[[ Given data, beginning ]]

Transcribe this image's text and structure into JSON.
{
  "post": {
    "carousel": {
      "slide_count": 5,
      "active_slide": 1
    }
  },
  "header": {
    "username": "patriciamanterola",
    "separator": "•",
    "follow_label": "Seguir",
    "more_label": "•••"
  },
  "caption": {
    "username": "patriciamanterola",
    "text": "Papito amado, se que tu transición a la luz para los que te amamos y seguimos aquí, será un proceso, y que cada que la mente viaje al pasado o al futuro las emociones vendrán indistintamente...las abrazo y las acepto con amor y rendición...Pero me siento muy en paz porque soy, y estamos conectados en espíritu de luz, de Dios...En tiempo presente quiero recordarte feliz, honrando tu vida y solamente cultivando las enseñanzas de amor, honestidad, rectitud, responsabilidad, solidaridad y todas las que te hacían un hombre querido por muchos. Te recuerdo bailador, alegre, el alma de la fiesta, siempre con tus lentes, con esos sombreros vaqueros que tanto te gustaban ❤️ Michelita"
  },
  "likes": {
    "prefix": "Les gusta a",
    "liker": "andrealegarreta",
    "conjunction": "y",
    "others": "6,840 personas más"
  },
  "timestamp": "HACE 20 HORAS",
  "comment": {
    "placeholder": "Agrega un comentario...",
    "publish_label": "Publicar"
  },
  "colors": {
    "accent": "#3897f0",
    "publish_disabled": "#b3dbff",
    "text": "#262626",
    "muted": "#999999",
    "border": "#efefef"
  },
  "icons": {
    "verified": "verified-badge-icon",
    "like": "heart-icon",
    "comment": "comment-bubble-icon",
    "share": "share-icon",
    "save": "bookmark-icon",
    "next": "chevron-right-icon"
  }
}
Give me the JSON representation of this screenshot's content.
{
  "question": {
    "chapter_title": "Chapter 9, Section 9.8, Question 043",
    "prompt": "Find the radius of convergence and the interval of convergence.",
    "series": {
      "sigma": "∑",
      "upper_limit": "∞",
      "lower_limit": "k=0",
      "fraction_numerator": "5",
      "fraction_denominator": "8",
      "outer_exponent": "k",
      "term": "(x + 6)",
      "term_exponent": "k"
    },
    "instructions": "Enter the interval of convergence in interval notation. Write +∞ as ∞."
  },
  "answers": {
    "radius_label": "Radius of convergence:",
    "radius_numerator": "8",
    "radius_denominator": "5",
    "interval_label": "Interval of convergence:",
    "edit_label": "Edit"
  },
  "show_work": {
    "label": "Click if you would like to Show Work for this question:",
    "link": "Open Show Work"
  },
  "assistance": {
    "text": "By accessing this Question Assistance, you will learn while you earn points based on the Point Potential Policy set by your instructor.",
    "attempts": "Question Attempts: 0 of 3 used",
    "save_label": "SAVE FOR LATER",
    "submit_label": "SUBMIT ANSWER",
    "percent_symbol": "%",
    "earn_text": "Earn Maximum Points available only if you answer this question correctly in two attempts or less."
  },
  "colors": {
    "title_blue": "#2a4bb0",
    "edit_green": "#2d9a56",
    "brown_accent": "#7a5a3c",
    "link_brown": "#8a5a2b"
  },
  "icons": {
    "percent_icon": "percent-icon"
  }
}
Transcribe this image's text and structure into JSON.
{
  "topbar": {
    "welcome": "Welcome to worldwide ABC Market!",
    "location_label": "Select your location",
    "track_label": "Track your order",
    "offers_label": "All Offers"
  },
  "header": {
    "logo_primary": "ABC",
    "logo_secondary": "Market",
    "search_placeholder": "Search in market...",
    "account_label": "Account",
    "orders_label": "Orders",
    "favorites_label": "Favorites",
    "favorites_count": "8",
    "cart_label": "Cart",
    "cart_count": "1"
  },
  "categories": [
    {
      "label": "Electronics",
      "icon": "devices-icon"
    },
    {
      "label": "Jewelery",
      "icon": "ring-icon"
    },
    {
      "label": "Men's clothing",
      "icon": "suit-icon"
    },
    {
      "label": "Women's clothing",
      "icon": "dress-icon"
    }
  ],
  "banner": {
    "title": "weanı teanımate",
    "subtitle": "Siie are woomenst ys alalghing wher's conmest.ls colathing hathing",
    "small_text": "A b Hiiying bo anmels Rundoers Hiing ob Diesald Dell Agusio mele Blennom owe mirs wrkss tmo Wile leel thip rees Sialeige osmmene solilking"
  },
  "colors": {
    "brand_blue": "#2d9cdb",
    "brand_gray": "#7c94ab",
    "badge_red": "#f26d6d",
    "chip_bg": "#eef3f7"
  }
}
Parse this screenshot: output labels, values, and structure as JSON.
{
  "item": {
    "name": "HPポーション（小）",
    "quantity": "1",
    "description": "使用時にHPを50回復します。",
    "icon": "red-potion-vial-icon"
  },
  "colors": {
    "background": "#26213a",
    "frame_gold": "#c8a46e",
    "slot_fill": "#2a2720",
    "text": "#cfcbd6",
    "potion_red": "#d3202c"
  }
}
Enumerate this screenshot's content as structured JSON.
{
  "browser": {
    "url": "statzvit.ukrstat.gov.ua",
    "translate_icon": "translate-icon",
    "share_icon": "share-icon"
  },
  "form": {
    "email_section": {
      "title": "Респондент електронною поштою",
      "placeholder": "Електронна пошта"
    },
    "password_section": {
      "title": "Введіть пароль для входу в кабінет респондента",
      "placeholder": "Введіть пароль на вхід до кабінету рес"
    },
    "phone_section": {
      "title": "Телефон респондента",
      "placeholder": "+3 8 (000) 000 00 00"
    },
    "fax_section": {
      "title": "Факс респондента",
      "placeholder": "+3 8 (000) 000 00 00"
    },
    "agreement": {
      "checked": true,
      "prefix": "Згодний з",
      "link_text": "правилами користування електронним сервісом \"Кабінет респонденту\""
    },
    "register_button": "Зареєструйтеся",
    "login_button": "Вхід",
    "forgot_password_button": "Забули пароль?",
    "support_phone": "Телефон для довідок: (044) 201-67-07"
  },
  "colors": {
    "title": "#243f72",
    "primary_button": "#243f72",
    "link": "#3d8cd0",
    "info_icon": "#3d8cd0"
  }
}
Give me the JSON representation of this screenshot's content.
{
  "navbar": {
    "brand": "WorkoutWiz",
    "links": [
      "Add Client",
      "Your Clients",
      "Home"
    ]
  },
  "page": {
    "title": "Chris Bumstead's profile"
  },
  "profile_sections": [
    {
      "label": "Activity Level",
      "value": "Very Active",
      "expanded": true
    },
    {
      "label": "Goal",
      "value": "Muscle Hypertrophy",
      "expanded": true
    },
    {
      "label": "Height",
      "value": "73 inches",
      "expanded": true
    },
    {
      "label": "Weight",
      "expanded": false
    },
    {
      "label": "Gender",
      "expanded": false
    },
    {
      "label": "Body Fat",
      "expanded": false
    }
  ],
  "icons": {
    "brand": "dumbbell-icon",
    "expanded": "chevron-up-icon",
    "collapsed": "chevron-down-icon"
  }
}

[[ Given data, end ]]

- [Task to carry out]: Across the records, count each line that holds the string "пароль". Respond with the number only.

- [Written solution]: 3